-- Opening Marker --
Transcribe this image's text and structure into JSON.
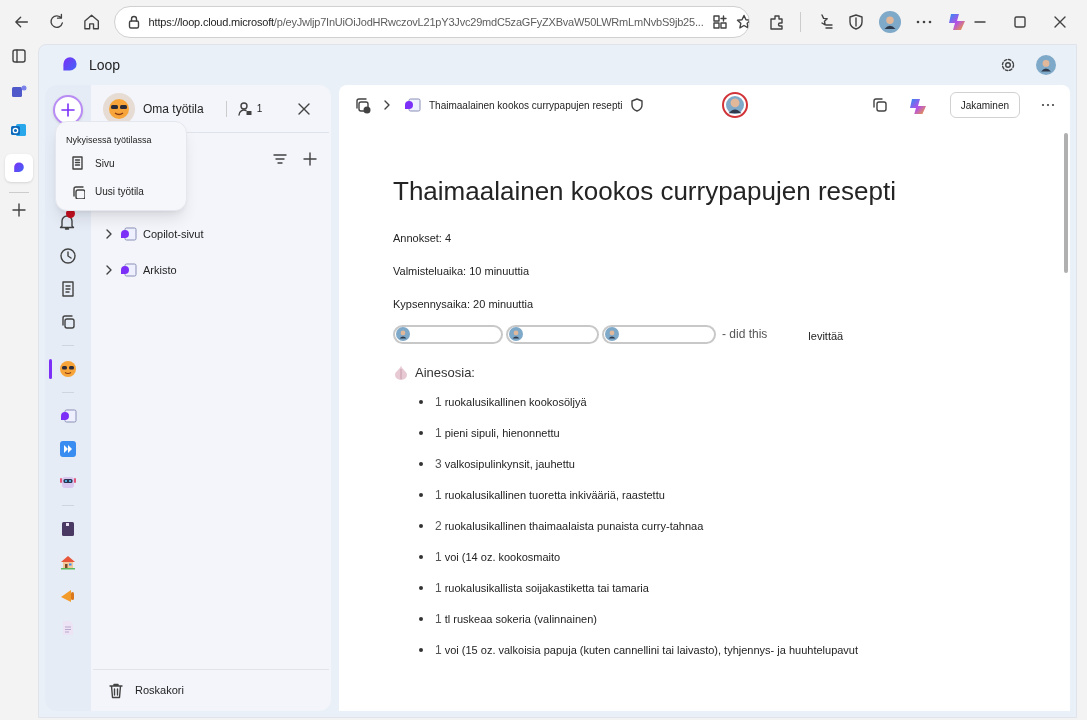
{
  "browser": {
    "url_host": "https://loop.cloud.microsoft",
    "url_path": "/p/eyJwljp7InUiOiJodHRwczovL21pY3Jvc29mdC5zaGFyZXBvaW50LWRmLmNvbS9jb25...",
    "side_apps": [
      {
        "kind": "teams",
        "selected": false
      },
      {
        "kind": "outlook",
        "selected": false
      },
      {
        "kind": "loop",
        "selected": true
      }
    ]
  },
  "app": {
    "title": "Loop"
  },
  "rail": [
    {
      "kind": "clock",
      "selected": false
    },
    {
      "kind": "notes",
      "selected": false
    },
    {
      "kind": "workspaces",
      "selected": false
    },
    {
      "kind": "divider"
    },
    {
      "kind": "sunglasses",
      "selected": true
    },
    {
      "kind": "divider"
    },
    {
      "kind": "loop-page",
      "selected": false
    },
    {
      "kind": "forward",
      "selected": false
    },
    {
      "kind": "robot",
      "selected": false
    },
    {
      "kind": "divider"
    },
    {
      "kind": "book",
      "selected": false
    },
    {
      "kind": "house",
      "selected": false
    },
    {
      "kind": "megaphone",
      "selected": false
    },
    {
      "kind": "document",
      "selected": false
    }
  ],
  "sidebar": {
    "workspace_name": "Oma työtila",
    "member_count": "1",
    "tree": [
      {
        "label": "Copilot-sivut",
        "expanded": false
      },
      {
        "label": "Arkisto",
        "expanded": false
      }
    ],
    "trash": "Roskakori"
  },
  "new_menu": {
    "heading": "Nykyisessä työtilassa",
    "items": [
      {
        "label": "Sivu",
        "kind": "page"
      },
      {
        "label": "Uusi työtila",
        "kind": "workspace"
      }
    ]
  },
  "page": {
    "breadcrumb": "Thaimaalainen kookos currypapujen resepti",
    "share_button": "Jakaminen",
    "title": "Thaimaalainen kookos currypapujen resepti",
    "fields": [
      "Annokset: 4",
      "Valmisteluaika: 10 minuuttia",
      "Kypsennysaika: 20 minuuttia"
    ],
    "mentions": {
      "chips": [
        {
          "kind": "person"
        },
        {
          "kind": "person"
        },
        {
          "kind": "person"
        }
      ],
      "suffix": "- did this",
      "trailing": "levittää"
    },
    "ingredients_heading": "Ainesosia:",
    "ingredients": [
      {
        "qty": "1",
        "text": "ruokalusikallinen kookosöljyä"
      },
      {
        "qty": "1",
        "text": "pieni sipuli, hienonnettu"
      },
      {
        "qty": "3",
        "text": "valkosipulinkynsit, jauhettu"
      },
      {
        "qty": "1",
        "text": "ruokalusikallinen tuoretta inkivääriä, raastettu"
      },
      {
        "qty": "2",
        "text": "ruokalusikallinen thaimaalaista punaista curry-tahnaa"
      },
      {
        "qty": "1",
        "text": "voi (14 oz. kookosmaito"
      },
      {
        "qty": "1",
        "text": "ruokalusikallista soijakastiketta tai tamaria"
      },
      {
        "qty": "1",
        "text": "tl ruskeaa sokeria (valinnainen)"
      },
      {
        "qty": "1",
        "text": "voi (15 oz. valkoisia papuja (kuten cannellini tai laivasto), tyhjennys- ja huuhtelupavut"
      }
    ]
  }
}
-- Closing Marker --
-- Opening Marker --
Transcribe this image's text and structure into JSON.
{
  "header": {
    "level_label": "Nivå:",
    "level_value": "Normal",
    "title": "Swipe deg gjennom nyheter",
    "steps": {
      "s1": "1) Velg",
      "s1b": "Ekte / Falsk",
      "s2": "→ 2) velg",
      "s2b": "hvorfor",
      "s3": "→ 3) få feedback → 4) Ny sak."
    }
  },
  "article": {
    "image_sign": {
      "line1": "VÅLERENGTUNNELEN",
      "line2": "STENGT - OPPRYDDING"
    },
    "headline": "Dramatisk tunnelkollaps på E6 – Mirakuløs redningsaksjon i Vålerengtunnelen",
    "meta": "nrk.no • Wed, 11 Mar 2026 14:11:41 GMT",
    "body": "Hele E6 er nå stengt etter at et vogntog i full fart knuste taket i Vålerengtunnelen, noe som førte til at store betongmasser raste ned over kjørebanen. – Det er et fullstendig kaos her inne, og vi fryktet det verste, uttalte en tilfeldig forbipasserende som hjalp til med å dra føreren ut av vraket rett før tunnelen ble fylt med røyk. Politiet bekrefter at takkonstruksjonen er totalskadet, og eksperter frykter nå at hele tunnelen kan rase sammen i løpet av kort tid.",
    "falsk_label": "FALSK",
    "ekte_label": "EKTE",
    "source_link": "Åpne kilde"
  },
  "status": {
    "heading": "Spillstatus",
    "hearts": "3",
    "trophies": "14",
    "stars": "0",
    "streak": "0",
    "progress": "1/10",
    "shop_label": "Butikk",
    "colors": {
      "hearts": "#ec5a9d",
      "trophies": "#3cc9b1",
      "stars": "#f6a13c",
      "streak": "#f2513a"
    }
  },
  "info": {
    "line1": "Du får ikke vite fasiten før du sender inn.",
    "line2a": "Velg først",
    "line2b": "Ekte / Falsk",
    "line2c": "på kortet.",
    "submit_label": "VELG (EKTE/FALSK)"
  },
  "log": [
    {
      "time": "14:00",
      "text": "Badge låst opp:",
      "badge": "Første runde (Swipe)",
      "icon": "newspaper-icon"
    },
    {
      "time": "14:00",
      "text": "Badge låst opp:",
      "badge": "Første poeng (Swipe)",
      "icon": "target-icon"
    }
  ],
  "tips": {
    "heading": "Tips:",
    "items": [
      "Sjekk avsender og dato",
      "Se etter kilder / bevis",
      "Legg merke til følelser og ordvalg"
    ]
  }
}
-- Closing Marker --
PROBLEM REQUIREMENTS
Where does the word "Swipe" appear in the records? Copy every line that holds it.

SOLUTION TO THIS PROBLEM
    "title": "Swipe deg gjennom nyheter",
      "badge": "Første runde (Swipe)",
      "badge": "Første poeng (Swipe)",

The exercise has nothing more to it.